• Your instructions
Look through the entries below and show every line containing the word "this".

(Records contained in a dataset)
= = = = =

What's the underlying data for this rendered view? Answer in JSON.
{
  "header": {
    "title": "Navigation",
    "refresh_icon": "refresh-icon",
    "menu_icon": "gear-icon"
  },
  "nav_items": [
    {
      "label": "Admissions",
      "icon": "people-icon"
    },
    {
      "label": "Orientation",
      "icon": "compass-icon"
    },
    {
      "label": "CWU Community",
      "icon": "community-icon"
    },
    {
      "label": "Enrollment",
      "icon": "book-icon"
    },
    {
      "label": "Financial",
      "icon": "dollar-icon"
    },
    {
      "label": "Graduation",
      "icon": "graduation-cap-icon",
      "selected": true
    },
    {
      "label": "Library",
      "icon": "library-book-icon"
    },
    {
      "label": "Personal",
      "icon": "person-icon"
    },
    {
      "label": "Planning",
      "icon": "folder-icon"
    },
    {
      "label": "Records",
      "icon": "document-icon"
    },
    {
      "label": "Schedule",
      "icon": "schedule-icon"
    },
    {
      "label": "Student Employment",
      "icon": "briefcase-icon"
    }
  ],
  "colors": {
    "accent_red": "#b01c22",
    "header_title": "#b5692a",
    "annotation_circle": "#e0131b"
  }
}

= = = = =

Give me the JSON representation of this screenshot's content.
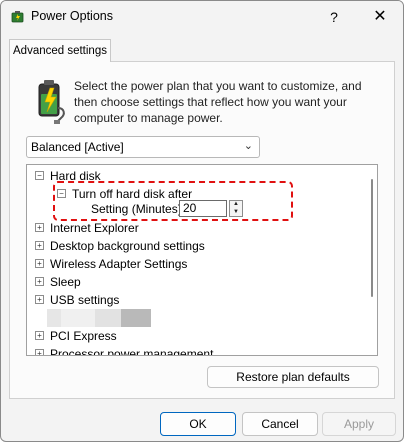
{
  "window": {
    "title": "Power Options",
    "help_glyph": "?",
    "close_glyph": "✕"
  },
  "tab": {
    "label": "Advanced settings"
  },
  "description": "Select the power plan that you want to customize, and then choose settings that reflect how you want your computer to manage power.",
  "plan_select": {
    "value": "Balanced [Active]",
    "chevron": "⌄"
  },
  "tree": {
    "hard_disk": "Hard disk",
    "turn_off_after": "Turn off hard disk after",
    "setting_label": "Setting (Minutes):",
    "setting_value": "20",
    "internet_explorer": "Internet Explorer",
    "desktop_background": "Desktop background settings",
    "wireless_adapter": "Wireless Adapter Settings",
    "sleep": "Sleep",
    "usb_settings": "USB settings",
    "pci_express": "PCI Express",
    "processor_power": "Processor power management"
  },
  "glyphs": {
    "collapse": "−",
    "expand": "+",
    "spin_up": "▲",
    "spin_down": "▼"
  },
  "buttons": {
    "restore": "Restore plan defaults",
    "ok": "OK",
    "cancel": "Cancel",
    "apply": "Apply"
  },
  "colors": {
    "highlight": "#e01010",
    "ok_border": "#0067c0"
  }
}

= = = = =

• Reply
What's the underlying data for this rendered view? Answer in JSON.
Give me the JSON representation of this screenshot's content.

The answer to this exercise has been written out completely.